◆ **TASK TO COMPLETE**: Print each record exactly, with no word added or removed.

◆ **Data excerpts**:
╭──

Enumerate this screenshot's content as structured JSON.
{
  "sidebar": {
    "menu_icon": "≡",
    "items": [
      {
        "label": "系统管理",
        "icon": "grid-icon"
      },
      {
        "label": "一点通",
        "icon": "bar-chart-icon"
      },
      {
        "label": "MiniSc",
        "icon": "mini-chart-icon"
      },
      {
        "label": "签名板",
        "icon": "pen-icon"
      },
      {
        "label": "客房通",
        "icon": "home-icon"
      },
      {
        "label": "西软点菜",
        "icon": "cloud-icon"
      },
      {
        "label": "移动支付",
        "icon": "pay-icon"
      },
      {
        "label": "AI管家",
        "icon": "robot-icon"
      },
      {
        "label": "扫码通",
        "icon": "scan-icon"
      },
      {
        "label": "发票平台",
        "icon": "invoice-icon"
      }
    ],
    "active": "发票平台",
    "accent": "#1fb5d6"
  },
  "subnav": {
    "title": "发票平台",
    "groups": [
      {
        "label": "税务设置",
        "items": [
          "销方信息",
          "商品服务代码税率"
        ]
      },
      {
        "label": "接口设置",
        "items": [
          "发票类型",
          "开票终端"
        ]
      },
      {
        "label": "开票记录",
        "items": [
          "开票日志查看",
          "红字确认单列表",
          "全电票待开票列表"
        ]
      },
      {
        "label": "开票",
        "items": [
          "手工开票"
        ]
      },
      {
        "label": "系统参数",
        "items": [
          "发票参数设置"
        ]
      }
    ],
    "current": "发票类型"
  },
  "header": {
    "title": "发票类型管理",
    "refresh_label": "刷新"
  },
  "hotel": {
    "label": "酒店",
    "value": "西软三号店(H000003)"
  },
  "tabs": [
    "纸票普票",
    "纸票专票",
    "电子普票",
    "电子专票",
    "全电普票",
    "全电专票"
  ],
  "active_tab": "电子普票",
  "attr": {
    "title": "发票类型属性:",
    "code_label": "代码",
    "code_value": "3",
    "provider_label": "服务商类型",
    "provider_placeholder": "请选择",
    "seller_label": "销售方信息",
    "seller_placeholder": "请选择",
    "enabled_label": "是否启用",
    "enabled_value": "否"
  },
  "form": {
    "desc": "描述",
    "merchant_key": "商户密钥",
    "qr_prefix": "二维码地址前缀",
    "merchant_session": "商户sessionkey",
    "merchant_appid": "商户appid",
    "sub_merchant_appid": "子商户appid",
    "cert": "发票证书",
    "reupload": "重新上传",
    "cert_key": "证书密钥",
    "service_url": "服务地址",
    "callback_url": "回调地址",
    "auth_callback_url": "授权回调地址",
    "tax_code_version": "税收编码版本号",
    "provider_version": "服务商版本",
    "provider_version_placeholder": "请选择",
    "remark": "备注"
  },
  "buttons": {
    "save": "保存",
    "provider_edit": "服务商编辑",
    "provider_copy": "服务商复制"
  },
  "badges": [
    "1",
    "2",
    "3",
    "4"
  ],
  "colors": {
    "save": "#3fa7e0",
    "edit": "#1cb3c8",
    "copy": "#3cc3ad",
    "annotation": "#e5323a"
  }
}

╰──

◆ **RESPONSE TO THIS TASK**:
Enumerate this screenshot's content as structured JSON.
{
  "sidebar": {
    "menu_icon": "≡",
    "items": [
      {
        "label": "系统管理",
        "icon": "grid-icon"
      },
      {
        "label": "一点通",
        "icon": "bar-chart-icon"
      },
      {
        "label": "MiniSc",
        "icon": "mini-chart-icon"
      },
      {
        "label": "签名板",
        "icon": "pen-icon"
      },
      {
        "label": "客房通",
        "icon": "home-icon"
      },
      {
        "label": "西软点菜",
        "icon": "cloud-icon"
      },
      {
        "label": "移动支付",
        "icon": "pay-icon"
      },
      {
        "label": "AI管家",
        "icon": "robot-icon"
      },
      {
        "label": "扫码通",
        "icon": "scan-icon"
      },
      {
        "label": "发票平台",
        "icon": "invoice-icon"
      }
    ],
    "active": "发票平台",
    "accent": "#1fb5d6"
  },
  "subnav": {
    "title": "发票平台",
    "groups": [
      {
        "label": "税务设置",
        "items": [
          "销方信息",
          "商品服务代码税率"
        ]
      },
      {
        "label": "接口设置",
        "items": [
          "发票类型",
          "开票终端"
        ]
      },
      {
        "label": "开票记录",
        "items": [
          "开票日志查看",
          "红字确认单列表",
          "全电票待开票列表"
        ]
      },
      {
        "label": "开票",
        "items": [
          "手工开票"
        ]
      },
      {
        "label": "系统参数",
        "items": [
          "发票参数设置"
        ]
      }
    ],
    "current": "发票类型"
  },
  "header": {
    "title": "发票类型管理",
    "refresh_label": "刷新"
  },
  "hotel": {
    "label": "酒店",
    "value": "西软三号店(H000003)"
  },
  "tabs": [
    "纸票普票",
    "纸票专票",
    "电子普票",
    "电子专票",
    "全电普票",
    "全电专票"
  ],
  "active_tab": "电子普票",
  "attr": {
    "title": "发票类型属性:",
    "code_label": "代码",
    "code_value": "3",
    "provider_label": "服务商类型",
    "provider_placeholder": "请选择",
    "seller_label": "销售方信息",
    "seller_placeholder": "请选择",
    "enabled_label": "是否启用",
    "enabled_value": "否"
  },
  "form": {
    "desc": "描述",
    "merchant_key": "商户密钥",
    "qr_prefix": "二维码地址前缀",
    "merchant_session": "商户sessionkey",
    "merchant_appid": "商户appid",
    "sub_merchant_appid": "子商户appid",
    "cert": "发票证书",
    "reupload": "重新上传",
    "cert_key": "证书密钥",
    "service_url": "服务地址",
    "callback_url": "回调地址",
    "auth_callback_url": "授权回调地址",
    "tax_code_version": "税收编码版本号",
    "provider_version": "服务商版本",
    "provider_version_placeholder": "请选择",
    "remark": "备注"
  },
  "buttons": {
    "save": "保存",
    "provider_edit": "服务商编辑",
    "provider_copy": "服务商复制"
  },
  "badges": [
    "1",
    "2",
    "3",
    "4"
  ],
  "colors": {
    "save": "#3fa7e0",
    "edit": "#1cb3c8",
    "copy": "#3cc3ad",
    "annotation": "#e5323a"
  }
}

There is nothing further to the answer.